The price drop that many prospective first-time homebuyers in California have been waiting eagerly for never fully materialized in April. Dwindling inventory kept statewide home prices relatively stable — down 1 percent from March and up 0.6 percent over the previous year — to a median price of $606,410, according to the California Association of Realtors.
Only the Central Coast and Bay Area saw home prices decline on a year-over-year basis by 6.1 percent and 0.8 percent, respectively. Home prices rose 4.8 percent from a year ago in the Central Valley and 3.5 percent in Southern California.
Taking a look at the state’s most populous cities, Los Angeles saw home prices dip 0.5 percent from March to April to a median sales price of $565,170. Sacramento home prices recorded no change from month to month, although they’re up 3.9 percent over April 2019. In San Diego, prices sank 0.6 percent to $671,000 for the median home but were still 3.4 percent higher than the same time last year.
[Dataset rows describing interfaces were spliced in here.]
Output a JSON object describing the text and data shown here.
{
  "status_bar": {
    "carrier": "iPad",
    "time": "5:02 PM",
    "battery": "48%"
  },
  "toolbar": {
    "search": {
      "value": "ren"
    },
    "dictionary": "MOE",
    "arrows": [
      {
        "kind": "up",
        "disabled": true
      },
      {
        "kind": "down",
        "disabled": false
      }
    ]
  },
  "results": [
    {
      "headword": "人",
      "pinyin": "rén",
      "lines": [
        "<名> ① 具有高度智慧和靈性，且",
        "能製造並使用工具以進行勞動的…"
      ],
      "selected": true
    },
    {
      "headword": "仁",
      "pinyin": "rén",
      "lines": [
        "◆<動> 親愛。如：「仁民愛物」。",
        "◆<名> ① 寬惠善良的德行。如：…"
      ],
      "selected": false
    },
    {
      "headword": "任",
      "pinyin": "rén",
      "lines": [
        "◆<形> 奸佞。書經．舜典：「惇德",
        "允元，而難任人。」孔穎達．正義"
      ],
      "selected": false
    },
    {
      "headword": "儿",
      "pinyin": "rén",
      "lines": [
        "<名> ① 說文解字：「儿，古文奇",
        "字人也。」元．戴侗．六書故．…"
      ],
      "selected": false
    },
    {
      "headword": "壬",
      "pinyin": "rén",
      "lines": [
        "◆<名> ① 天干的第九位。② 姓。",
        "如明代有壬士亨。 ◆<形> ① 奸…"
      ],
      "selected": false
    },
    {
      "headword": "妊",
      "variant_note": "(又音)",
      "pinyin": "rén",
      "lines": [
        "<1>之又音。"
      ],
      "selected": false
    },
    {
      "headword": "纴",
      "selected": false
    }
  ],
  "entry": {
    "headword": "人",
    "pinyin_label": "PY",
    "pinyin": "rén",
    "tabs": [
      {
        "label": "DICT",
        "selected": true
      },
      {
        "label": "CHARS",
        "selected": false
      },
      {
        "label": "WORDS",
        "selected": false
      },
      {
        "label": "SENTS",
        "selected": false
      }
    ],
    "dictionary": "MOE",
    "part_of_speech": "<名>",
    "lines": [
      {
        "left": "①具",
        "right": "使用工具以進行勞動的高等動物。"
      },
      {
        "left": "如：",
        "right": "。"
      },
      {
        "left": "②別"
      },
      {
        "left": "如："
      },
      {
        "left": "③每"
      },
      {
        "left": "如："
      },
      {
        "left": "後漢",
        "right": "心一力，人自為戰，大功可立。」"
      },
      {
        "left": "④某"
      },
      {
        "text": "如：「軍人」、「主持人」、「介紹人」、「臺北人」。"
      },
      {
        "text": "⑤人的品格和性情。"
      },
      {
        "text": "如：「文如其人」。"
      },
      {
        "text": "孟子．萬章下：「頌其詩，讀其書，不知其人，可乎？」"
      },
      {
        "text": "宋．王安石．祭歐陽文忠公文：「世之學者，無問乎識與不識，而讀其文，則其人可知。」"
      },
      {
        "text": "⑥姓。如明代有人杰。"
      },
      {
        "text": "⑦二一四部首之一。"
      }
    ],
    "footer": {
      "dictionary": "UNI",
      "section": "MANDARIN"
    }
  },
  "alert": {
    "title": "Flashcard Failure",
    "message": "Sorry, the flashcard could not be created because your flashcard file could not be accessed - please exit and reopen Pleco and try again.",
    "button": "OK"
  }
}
“Even with tight supply and low interest rates, home prices will continue to be tested by economic deterioration in the short term,” said CAR President Jeanne Radsick.
Sales of existing California homes, totaling 277,440, plunged 25.6 percent from March on a seasonally adjusted annualized rate. This was the first time since March 2008 that home sales fell below 300,000 and amounted to the largest monthly drop on record since CAR began tracking this type of data in 1979.
“As expected, California home sales experienced the worst month-to-month sales decline in more than four decades as the coronavirus pandemic prompted stay-at-home orders, which kept both buyers and sellers on the sidelines,” continued Radsick.
“While some economic activity will resume as the state gradually reopens, the housing market is expected to remain sluggish for the next couple of months as potential market participants deal with the impact of stay-in-place restrictions.”